Specific Curriculum Outcomes
PC01 Apply the fundamental counting principle to solve problems.
PC02 Determine the number of permutations of n elements taken r at a time to solve problems.
PC03 Determine the number of combinations of n different elements taken r at a time to solve problems.
PC04 Expand powers of a binomial in a variety of ways, including using the binomial theorem (restricted to exponents that are natural numbers).
PC01 Apply the fundamental counting principle to solve problems.
PC02 Determine the number of permutations of n elements taken r at a time to solve problems.
PC03 Determine the number of combinations of n different elements taken r at a time to solve problems.
PC04 Expand powers of a binomial in a variety of ways, including using the binomial theorem (restricted to exponents that are natural numbers).
activities
 The Working Principal of the Enigma  The Enigma Machine was a powerful cyrptographic machine used extensively during WWII. Show students how the machine works and let them figure out how many possible ways there are to set up the machine using the fundamental counting principal.
 The Door Lock from Dan Meyer  Given an image of a keypad lock, students brainstorm how many possible combinations a lock might have.

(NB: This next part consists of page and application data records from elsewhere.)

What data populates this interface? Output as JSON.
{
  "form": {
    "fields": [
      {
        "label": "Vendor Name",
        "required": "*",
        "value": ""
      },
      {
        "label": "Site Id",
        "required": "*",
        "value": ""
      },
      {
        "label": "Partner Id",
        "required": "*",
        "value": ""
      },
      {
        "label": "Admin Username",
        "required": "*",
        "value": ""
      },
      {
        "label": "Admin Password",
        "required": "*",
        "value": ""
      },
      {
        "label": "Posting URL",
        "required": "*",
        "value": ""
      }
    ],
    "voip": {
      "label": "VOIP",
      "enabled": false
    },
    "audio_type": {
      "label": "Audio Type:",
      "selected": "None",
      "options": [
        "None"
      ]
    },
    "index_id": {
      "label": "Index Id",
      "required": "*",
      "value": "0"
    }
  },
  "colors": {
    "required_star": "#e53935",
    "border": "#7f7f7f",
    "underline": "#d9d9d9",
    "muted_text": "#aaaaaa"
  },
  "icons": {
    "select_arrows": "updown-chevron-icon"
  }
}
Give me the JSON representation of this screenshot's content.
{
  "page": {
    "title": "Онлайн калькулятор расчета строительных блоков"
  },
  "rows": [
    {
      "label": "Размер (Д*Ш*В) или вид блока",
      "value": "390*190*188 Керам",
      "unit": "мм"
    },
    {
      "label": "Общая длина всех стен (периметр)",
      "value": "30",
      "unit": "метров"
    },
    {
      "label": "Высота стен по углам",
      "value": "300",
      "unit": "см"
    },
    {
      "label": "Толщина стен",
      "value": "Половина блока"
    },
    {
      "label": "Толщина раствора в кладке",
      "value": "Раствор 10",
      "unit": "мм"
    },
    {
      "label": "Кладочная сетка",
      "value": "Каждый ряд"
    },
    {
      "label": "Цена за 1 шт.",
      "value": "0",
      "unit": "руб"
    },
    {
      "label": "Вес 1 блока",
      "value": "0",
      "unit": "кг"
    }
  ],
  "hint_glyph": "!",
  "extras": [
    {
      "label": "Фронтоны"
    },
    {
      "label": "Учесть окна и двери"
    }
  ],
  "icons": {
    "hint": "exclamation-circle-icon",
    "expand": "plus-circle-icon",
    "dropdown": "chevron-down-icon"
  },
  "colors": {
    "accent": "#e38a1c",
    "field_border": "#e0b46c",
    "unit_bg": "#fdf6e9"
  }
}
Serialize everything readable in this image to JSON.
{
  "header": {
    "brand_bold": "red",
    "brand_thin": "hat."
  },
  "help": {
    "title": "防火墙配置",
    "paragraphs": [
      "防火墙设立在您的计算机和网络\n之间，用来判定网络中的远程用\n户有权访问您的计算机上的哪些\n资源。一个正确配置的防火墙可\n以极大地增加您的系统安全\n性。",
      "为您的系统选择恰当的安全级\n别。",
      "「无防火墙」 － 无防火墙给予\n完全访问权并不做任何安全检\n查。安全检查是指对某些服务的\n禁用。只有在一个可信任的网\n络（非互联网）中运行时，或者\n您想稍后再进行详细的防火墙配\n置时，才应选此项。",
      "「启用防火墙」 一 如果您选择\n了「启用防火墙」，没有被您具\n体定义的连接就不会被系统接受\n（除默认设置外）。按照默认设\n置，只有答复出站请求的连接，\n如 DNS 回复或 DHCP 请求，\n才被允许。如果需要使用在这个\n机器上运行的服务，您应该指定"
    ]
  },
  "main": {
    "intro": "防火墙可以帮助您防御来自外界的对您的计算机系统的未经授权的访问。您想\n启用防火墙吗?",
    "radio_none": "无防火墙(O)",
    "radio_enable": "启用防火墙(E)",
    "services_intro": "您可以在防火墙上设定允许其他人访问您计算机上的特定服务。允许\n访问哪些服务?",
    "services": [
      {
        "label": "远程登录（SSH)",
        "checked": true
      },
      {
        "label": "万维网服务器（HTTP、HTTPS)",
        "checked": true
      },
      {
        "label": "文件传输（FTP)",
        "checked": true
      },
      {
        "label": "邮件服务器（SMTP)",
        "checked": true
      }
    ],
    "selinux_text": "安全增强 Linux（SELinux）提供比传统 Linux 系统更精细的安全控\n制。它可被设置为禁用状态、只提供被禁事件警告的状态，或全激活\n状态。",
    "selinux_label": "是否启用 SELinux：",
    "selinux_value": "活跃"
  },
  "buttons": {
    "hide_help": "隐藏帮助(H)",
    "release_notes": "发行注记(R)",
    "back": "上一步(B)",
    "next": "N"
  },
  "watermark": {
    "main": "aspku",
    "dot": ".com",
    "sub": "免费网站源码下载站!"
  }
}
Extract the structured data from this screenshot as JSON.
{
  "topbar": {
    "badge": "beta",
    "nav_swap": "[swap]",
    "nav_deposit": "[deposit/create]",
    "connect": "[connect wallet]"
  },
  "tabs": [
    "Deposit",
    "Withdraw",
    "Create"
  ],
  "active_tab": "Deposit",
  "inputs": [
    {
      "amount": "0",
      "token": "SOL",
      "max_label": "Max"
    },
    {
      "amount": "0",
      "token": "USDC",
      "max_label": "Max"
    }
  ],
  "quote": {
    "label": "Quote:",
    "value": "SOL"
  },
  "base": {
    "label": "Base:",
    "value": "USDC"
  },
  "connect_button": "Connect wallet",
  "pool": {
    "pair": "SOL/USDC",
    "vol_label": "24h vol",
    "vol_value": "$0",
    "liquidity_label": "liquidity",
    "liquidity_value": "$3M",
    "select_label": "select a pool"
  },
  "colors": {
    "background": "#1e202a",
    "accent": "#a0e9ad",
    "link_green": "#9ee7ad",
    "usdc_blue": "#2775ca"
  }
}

What characteristics make for a good lock? There is a link to an additional interesting conversation about information leakage.
 Zero Factorial video from Numberphile  A video that explains why zero factorial is equal to 1.

 Rectangles with Consecutive Integer Sides  Create a set of five rectangles that have sides of length 1, 2, 3, 4, 5, 6, 7, 8, 9 and 10 units. You can combine sides in a variety of ways: for example, you could create set of rectangles with dimensions 1 x 3, 2 x 4, 5 x 7, 6 x 8 and 9 x 10. How many different sets of five rectangles are possible? What are the maximum and minimum values for the total areas of the five rectangles?